God the Son In these teachings, God the Son pre-existed before incarnation, is co-eternal with God the Father (and the Holy Spirit), both before Creation and after the End (see Eschatology). Son of God for some draws attention to his humanity, whereas God the Son refers more generally to his divinity, including his pre-incarnate existence. Source of the term[edit] The term in English follows Greek and Latin usage as found in the Athanasian Creed and other texts of the early church: In Greek "God the Son" is Theos o Iios, Θεός ὁ υἱός (as distinct from o Iios nominative tu Theu genitive, ὁ υἱός του Θεού, "Son of God").In Latin "God the Son" is Deus (nominative) Filius (nominative) as in "Omnipotens Deus Pater est, Omnipotens Deus Filius, Omnipotens Spiritus Sanctus" (and as distinct from filius Dei genitive "son of God"). The distinction holds true in other modern languages apart from English, for example: Use of the term[edit] The Augsburg Confession (1530) adopted the phrase as Gott der Sohn.[5]

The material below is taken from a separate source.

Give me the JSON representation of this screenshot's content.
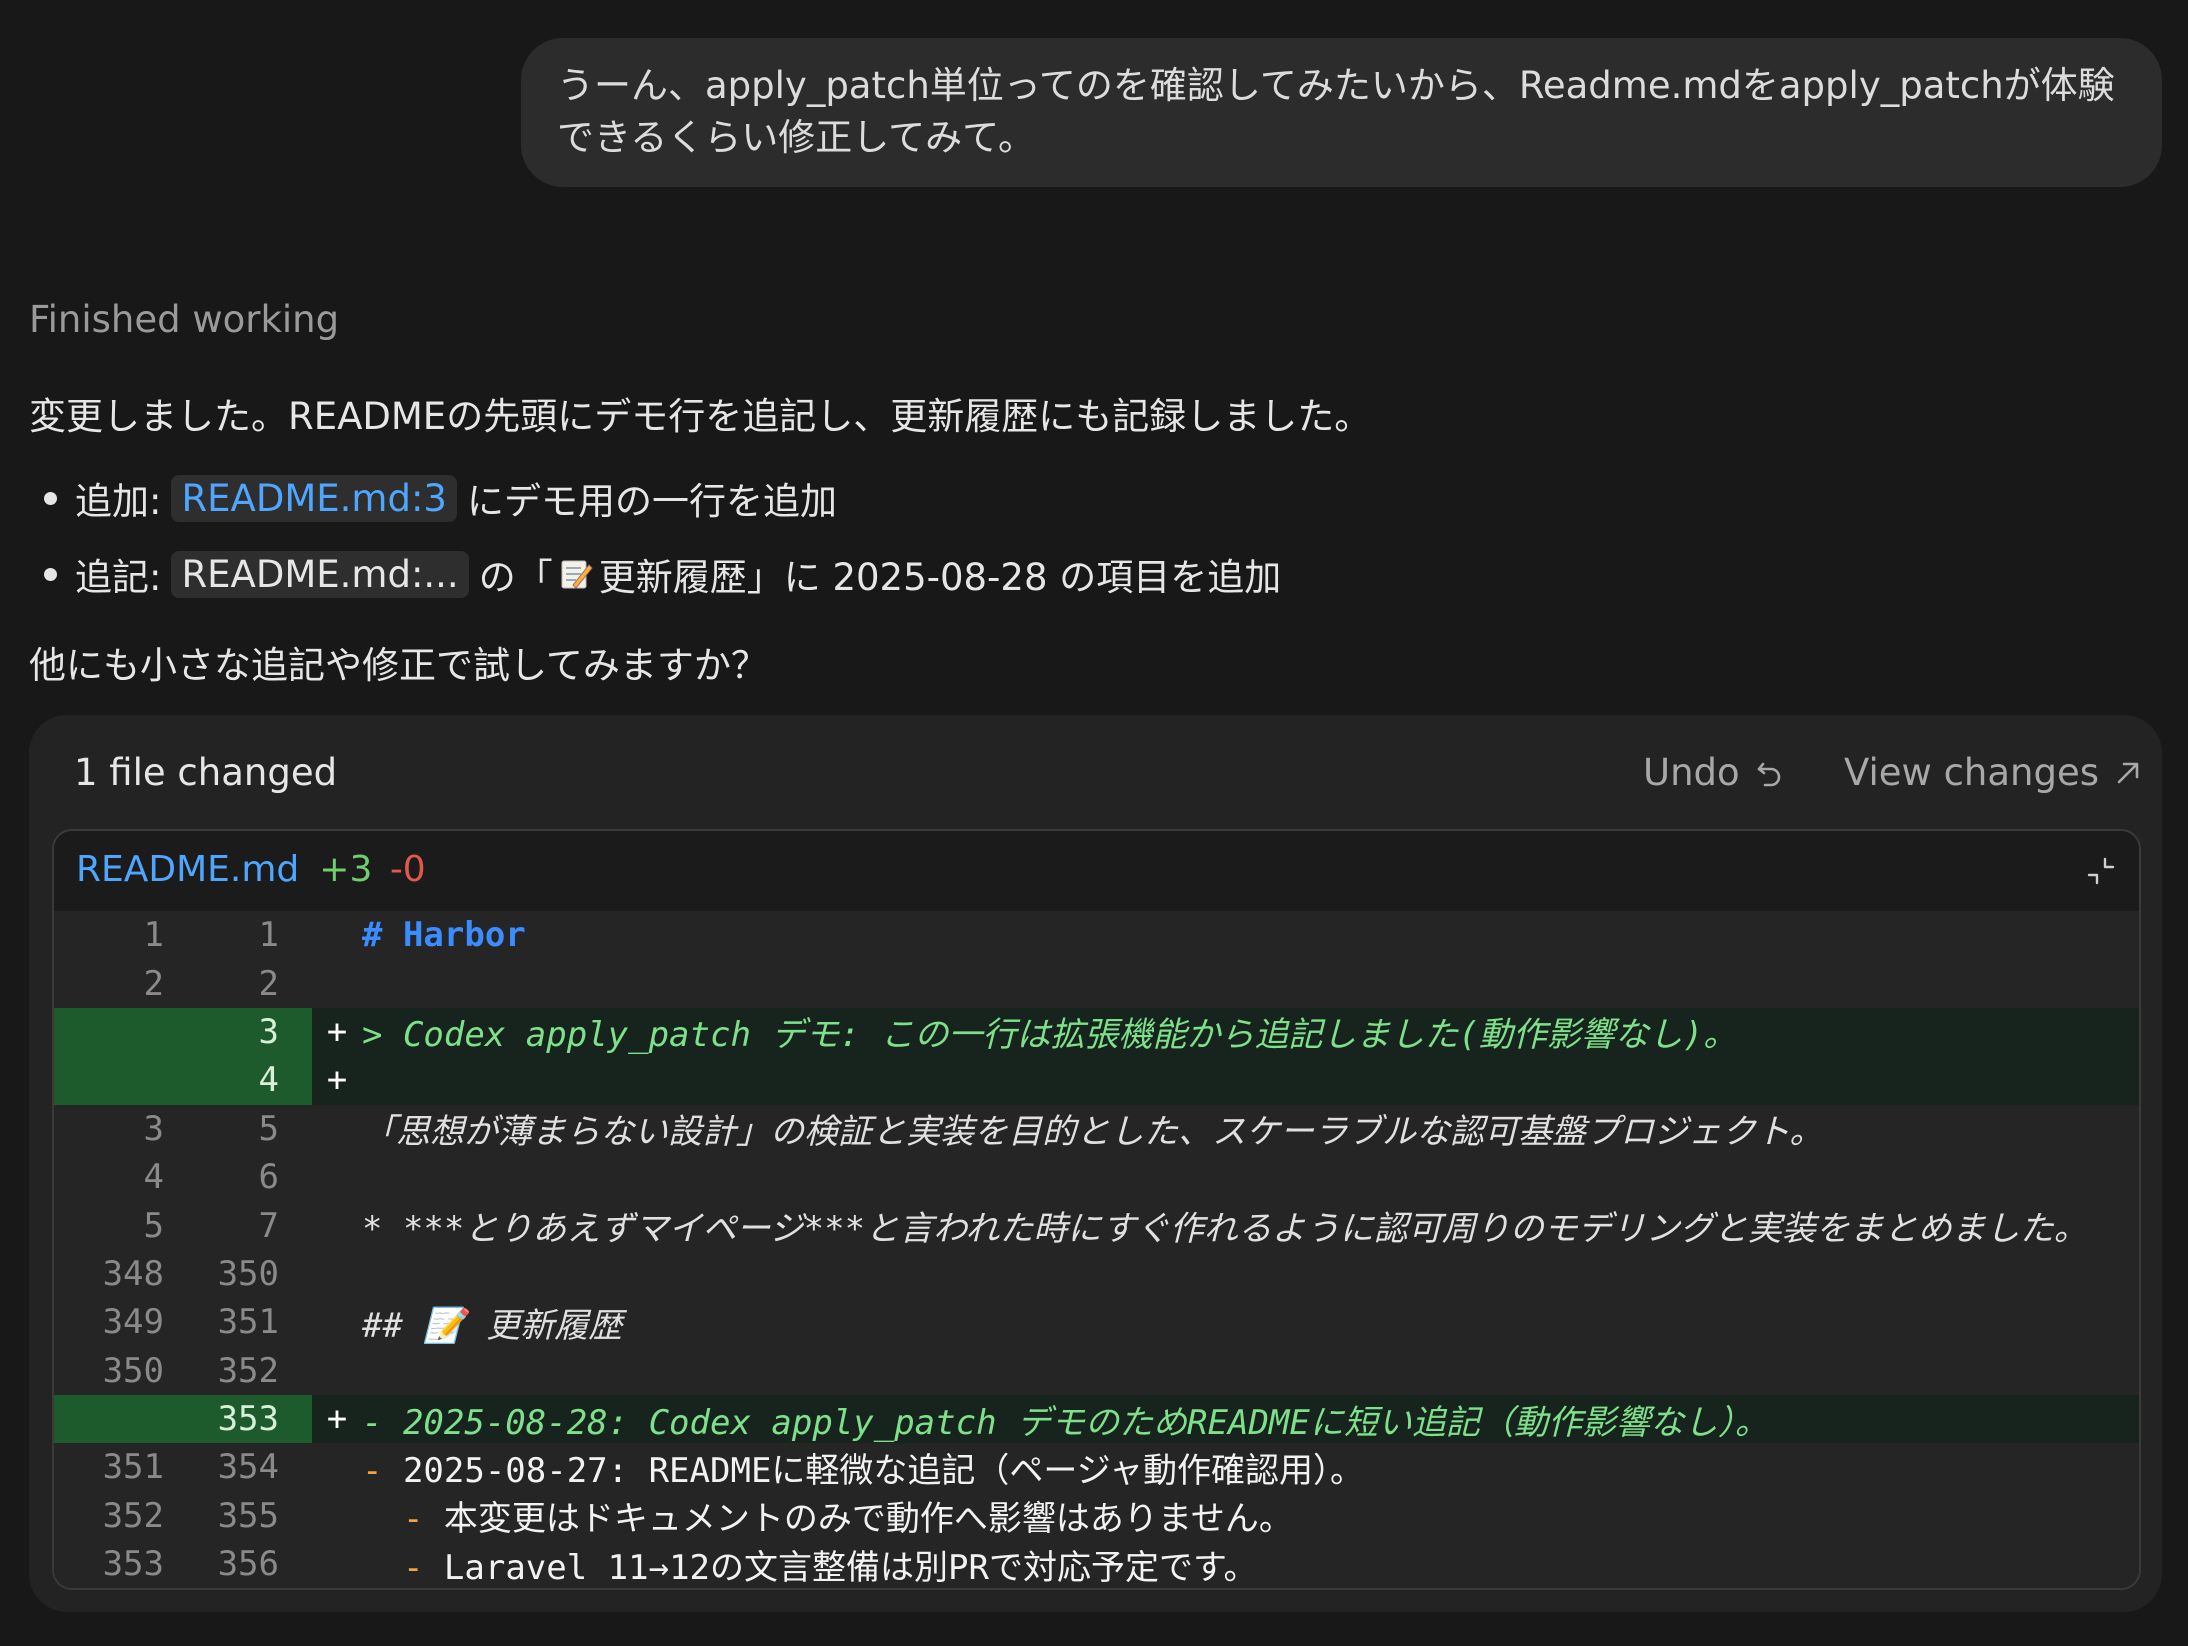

Annunciation Approximating the northern vernal equinox, the date of the Annunciation also marked the New Year in many places, including England, where it is called Lady Day. Both the Roman Catholic and Eastern Orthodox Churches hold that the Annunciation took place at Nazareth, but differ as to the precise location. The Basilica of the Annunciation marks the site preferred by the former, while the Greek Orthodox Church of the Annunciation marks that preferred by the latter. The Annunciation has been a key topic in Christian art in general, as well as in Marian art in the Catholic Church, particularly during the Middle Ages and Renaissance. Biblical account[edit] In the Bible, the Annunciation is narrated in the book of Luke, Luke 1:26-38: A separate annunciation, which is more brief but in the same vein as the one in Luke, is given to Joseph in Matthew 1:18-21: Eastern traditions[edit] In Eastern Christianity Mary is referred to as Theotokos (Θεοτόκος="God-bearer"). St. Feast day[edit] 45Behold!

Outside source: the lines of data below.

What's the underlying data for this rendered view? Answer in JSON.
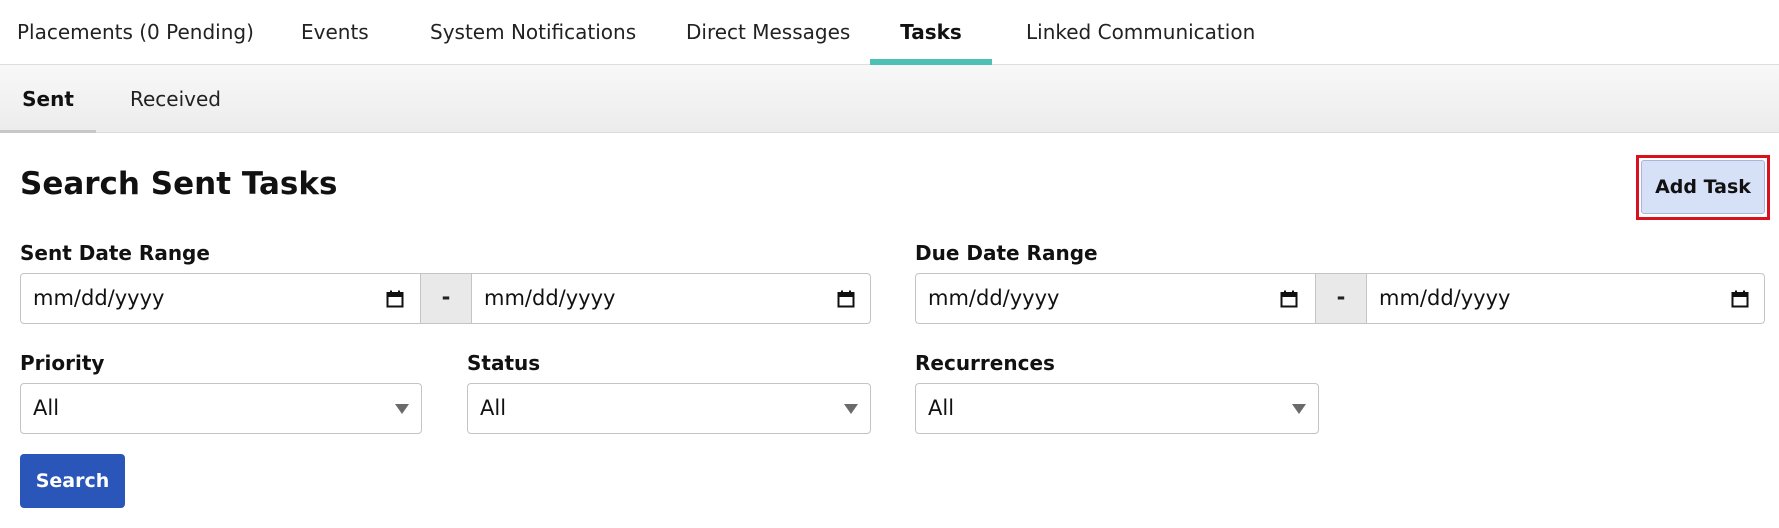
{
  "tabs": [
    {
      "label": "Placements (0 Pending)",
      "active": false
    },
    {
      "label": "Events",
      "active": false
    },
    {
      "label": "System Notifications",
      "active": false
    },
    {
      "label": "Direct Messages",
      "active": false
    },
    {
      "label": "Tasks",
      "active": true
    },
    {
      "label": "Linked Communication",
      "active": false
    }
  ],
  "subtabs": [
    {
      "label": "Sent",
      "active": true
    },
    {
      "label": "Received",
      "active": false
    }
  ],
  "page": {
    "title": "Search Sent Tasks",
    "add_button": "Add Task"
  },
  "filters": {
    "sent_date_range": {
      "label": "Sent Date Range",
      "from_placeholder": "mm/dd/yyyy",
      "to_placeholder": "mm/dd/yyyy",
      "separator": "-"
    },
    "due_date_range": {
      "label": "Due Date Range",
      "from_placeholder": "mm/dd/yyyy",
      "to_placeholder": "mm/dd/yyyy",
      "separator": "-"
    },
    "priority": {
      "label": "Priority",
      "value": "All"
    },
    "status": {
      "label": "Status",
      "value": "All"
    },
    "recurrences": {
      "label": "Recurrences",
      "value": "All"
    }
  },
  "search_button": "Search",
  "colors": {
    "active_tab_underline": "#4ec0b5",
    "primary_button": "#2a56b9",
    "add_button_bg": "#d6e0f6",
    "highlight_border": "#d9101e"
  },
  "icons": [
    "calendar-icon",
    "dropdown-caret-icon"
  ]
}
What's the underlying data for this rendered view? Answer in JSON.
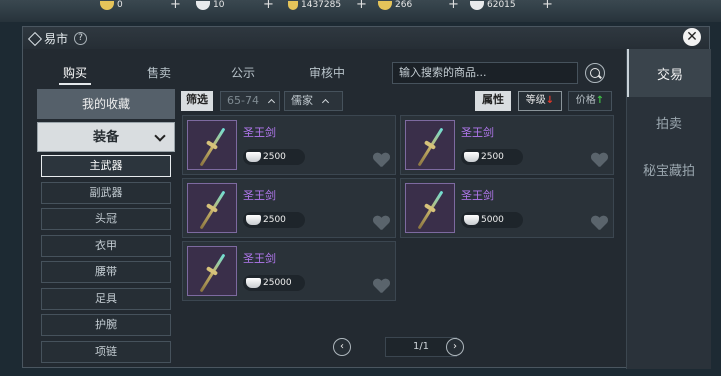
{
  "currency": [
    {
      "icon": "gold-ingot-icon",
      "value": "0"
    },
    {
      "icon": "silver-ingot-icon",
      "value": "10"
    },
    {
      "icon": "coin-icon",
      "value": "1437285"
    },
    {
      "icon": "gold-ingot-icon",
      "value": "266"
    },
    {
      "icon": "silver-ingot-icon",
      "value": "62015"
    }
  ],
  "window": {
    "title": "易市",
    "help": "?",
    "close": "✕"
  },
  "tabs": [
    "购买",
    "售卖",
    "公示",
    "审核中"
  ],
  "search": {
    "placeholder": "输入搜索的商品..."
  },
  "right_nav": [
    "交易",
    "拍卖",
    "秘宝藏拍"
  ],
  "left": {
    "favorites": "我的收藏",
    "category": "装备",
    "subcategories": [
      "主武器",
      "副武器",
      "头冠",
      "衣甲",
      "腰带",
      "足具",
      "护腕",
      "项链"
    ]
  },
  "filters": {
    "screen": "筛选",
    "level": "65-74",
    "school": "儒家"
  },
  "sort": {
    "attr": "属性",
    "grade": "等级",
    "grade_arrow": "↓",
    "price": "价格",
    "price_arrow": "↑"
  },
  "items": [
    {
      "name": "圣王剑",
      "price": "2500"
    },
    {
      "name": "圣王剑",
      "price": "2500"
    },
    {
      "name": "圣王剑",
      "price": "2500"
    },
    {
      "name": "圣王剑",
      "price": "5000"
    },
    {
      "name": "圣王剑",
      "price": "25000"
    }
  ],
  "pager": {
    "prev": "‹",
    "page": "1/1",
    "next": "›"
  },
  "colors": {
    "item_name": "#b278ef",
    "arrow_down": "#e2382a",
    "arrow_up": "#3fbf46"
  }
}
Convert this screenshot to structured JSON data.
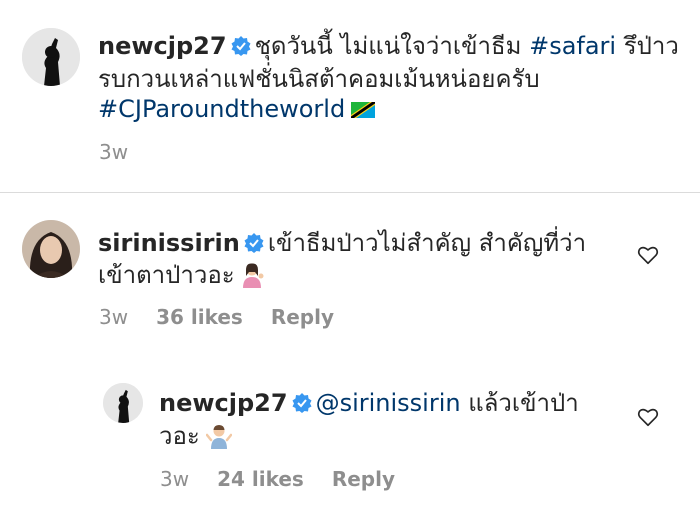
{
  "post": {
    "username": "newcjp27",
    "caption_line1_text": "ชุดวันนี้ ไม่แน่ใจว่าเข้าธีม",
    "caption_line1_tag": "#safari",
    "caption_line1_tail": "รึป่าว",
    "caption_line2": "รบกวนเหล่าแฟชั่นนิสต้าคอมเม้นหน่อยครับ",
    "caption_line3_tag": "#CJParoundtheworld",
    "flag_icon": "tanzania-flag-emoji",
    "time": "3w"
  },
  "comment1": {
    "username": "sirinissirin",
    "text_line1": "เข้าธีมป่าวไม่สำคัญ สำคัญที่ว่า",
    "text_line2": "เข้าตาป่าวอะ",
    "emoji": "person-tipping-hand-emoji",
    "time": "3w",
    "likes": "36 likes",
    "reply": "Reply"
  },
  "reply1": {
    "username": "newcjp27",
    "mention": "@sirinissirin",
    "text_line1": "แล้วเข้าป่า",
    "text_line2": "วอะ",
    "emoji": "man-shrugging-emoji",
    "time": "3w",
    "likes": "24 likes",
    "reply": "Reply"
  },
  "colors": {
    "text": "#262626",
    "muted": "#8e8e8e",
    "link": "#00376b",
    "verified": "#3897f0",
    "divider": "#dbdbdb"
  }
}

Pre-existence of Christ This subject is to be distinguished from pre-existence of the soul. God resting after creation - Christ depicted as the creator of the world, Byzantine mosaic in Monreale, Sicily. Depictions of God the Father became prevalent only by the 15th century, and Jesus was often shown as a substitute before then.[1] Trinitarian belief in the doctrine[edit] In the beginning was the Word, and the Word was with God, and the Word was God. This "Word" is also called God the Son or the Second Person of the Trinity. Douglas McCready, in his analysis and defence of the pre-existence of Christ,[6] notes that whereas the preexistence of Christ "is taken for granted by most orthodox Christians, and has been since New Testament times",[7] during the past century the doctrine has been increasingly questioned by less orthodox theologians and scholars.[7] James D.G. Apart from John 1:1-18 and other New Testament passages, some Trinitarian groups[who?] Personal Pre-existence[edit] Oneness Pentecostals[edit] 2.

Archangel An archangel /ˌɑrkˈeɪndʒəl/ is an angel of high rank. Beings similar to archangels are found in a number of religious traditions; but the word "archangel" itself is usually associated with the Abrahamic religions of Judaism, Christianity, and Islam. Some branches of the faiths mentioned have identified a group of seven Archangels, but the actual angels vary, depending on the source. Raphael, Gabriel, and Michael are always mentioned; the other archangels vary, but most commonly include Uriel as well, who is mentioned in the book 2 Esdras. In Judaism[edit] There are no explicit references to archangels in the canonical texts of the Hebrew Bible (Old Testament). In Christianity[edit] Guido Reni's Archangel Michael Trampling Satan, 1636. Roman Catholic[edit] In Roman Catholicism, three are honoured by name: GabrielMichaelRaphael Eastern and Oriental Orthodox[edit] Herodion of Patras and Archangel Selaphiel Protestant[edit] Jehovah's Witnesses[edit] Latter Day Saints[edit]